Should any entry seem unclear, still set it down exactly as given, along with all the others.

################

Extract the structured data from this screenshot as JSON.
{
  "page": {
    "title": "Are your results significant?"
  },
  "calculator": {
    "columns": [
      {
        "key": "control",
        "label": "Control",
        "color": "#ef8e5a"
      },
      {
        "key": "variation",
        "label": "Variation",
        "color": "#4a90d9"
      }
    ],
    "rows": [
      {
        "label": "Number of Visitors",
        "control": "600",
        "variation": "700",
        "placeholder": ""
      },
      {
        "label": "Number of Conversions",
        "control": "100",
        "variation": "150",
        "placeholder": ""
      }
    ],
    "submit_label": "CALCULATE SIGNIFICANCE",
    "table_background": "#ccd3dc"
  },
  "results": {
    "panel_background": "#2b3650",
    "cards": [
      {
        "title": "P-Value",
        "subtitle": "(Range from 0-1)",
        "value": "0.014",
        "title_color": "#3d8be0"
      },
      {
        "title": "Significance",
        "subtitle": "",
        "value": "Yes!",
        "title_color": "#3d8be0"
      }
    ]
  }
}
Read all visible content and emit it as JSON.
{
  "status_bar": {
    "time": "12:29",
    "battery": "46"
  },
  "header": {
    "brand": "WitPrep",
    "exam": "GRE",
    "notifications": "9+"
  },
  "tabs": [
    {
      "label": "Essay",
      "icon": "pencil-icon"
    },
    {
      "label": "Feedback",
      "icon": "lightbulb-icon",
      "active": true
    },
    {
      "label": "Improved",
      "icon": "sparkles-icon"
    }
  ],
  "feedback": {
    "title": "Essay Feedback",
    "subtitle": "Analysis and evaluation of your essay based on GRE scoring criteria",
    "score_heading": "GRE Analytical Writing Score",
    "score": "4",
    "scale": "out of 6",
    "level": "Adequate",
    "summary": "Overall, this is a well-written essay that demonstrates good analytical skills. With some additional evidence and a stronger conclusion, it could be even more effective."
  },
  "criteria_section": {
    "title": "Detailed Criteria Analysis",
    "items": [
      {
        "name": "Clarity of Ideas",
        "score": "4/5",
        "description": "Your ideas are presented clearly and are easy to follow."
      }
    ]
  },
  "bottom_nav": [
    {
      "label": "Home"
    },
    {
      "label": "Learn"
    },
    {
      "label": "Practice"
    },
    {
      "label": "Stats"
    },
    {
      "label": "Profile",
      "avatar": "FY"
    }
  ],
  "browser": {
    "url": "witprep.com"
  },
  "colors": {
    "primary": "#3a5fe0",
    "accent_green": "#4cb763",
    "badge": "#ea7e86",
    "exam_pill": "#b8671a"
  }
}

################

ANSWER:
Extract the structured data from this screenshot as JSON.
{
  "page": {
    "title": "Are your results significant?"
  },
  "calculator": {
    "columns": [
      {
        "key": "control",
        "label": "Control",
        "color": "#ef8e5a"
      },
      {
        "key": "variation",
        "label": "Variation",
        "color": "#4a90d9"
      }
    ],
    "rows": [
      {
        "label": "Number of Visitors",
        "control": "600",
        "variation": "700",
        "placeholder": ""
      },
      {
        "label": "Number of Conversions",
        "control": "100",
        "variation": "150",
        "placeholder": ""
      }
    ],
    "submit_label": "CALCULATE SIGNIFICANCE",
    "table_background": "#ccd3dc"
  },
  "results": {
    "panel_background": "#2b3650",
    "cards": [
      {
        "title": "P-Value",
        "subtitle": "(Range from 0-1)",
        "value": "0.014",
        "title_color": "#3d8be0"
      },
      {
        "title": "Significance",
        "subtitle": "",
        "value": "Yes!",
        "title_color": "#3d8be0"
      }
    ]
  }
}
Read all visible content and emit it as JSON.
{
  "status_bar": {
    "time": "12:29",
    "battery": "46"
  },
  "header": {
    "brand": "WitPrep",
    "exam": "GRE",
    "notifications": "9+"
  },
  "tabs": [
    {
      "label": "Essay",
      "icon": "pencil-icon"
    },
    {
      "label": "Feedback",
      "icon": "lightbulb-icon",
      "active": true
    },
    {
      "label": "Improved",
      "icon": "sparkles-icon"
    }
  ],
  "feedback": {
    "title": "Essay Feedback",
    "subtitle": "Analysis and evaluation of your essay based on GRE scoring criteria",
    "score_heading": "GRE Analytical Writing Score",
    "score": "4",
    "scale": "out of 6",
    "level": "Adequate",
    "summary": "Overall, this is a well-written essay that demonstrates good analytical skills. With some additional evidence and a stronger conclusion, it could be even more effective."
  },
  "criteria_section": {
    "title": "Detailed Criteria Analysis",
    "items": [
      {
        "name": "Clarity of Ideas",
        "score": "4/5",
        "description": "Your ideas are presented clearly and are easy to follow."
      }
    ]
  },
  "bottom_nav": [
    {
      "label": "Home"
    },
    {
      "label": "Learn"
    },
    {
      "label": "Practice"
    },
    {
      "label": "Stats"
    },
    {
      "label": "Profile",
      "avatar": "FY"
    }
  ],
  "browser": {
    "url": "witprep.com"
  },
  "colors": {
    "primary": "#3a5fe0",
    "accent_green": "#4cb763",
    "badge": "#ea7e86",
    "exam_pill": "#b8671a"
  }
}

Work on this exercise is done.